This is a structured method that uses the opinions of individuals within a group to reach a consensus. It involves anonymous voting with an opportunity to provide comments. Options with low agreement are eliminated and options with high agreement are retained. Using the comments that individuals provide, options with medium agreement are revised and then considered in a second round. For more information, see supplement 1 on methods.
Parents are those with the main responsibility for the care of a baby. This will often be the mother and the father, but many other family arrangements exist, including single parents.
Partner refers to the woman’s chosen supporter. This could be the baby’s father, the woman’s partner, a family member or friend, or anyone who the woman feels supported by, or wishes to involve.
When a baby’s feeding bottle is propped against a pillow or other support, rather than the baby and the bottle being held when feeding.

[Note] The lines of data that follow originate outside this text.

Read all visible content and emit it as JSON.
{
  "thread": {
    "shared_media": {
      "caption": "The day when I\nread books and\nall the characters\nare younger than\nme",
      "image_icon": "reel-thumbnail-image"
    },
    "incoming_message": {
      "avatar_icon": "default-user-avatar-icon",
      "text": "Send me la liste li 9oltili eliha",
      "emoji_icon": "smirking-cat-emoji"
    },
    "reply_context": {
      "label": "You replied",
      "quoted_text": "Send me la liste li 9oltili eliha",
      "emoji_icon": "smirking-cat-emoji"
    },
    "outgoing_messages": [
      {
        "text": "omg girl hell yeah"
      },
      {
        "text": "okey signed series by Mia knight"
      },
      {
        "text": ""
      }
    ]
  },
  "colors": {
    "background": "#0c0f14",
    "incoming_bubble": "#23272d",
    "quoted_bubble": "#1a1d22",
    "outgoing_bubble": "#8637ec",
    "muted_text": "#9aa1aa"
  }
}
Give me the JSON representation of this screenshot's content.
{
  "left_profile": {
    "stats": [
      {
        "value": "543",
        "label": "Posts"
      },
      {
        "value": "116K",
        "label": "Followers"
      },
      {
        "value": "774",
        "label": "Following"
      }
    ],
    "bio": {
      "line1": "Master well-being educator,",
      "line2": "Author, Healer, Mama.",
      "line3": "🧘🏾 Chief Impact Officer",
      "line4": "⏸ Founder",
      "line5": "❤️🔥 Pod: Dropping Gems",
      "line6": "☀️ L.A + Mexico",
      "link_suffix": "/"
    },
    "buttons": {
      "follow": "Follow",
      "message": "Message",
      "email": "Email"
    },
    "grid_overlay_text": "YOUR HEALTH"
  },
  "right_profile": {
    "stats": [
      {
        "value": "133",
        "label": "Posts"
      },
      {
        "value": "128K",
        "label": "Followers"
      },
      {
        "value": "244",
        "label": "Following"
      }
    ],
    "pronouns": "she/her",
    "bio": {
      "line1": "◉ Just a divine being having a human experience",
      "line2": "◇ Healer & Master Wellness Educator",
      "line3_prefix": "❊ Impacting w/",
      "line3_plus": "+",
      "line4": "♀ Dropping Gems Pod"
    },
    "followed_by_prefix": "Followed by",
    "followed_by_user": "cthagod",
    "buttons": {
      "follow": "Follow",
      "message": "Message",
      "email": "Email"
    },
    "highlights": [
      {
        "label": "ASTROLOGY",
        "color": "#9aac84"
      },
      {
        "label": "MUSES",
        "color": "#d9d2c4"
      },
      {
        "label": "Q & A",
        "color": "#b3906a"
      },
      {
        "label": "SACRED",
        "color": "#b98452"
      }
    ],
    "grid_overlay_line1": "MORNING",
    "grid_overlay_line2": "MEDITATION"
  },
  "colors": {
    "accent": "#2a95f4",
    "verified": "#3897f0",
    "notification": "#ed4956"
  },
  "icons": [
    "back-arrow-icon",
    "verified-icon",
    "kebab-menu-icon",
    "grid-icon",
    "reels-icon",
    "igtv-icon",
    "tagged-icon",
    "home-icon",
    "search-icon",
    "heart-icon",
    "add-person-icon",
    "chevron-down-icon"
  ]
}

Responsive feeding means feeding in response to the baby’s cues. It recognises that feeds are not just for nutrition, but also for love, comfort, and reassurance between the baby and mother (or parent in case of bottle feeding). Responsive breastfeeding also involves a mother responding to her own desire to feed for her comfort or convenience. Responsive bottle feeding involves holding the baby close, pacing the feeds, and avoiding forcing the baby to finish the feed by recognising signs that the baby has had enough milk, and to reduce the risk of overfeeding. For more information, see the UNICEF Baby Friendly Initiative information sheet on responsive feeding.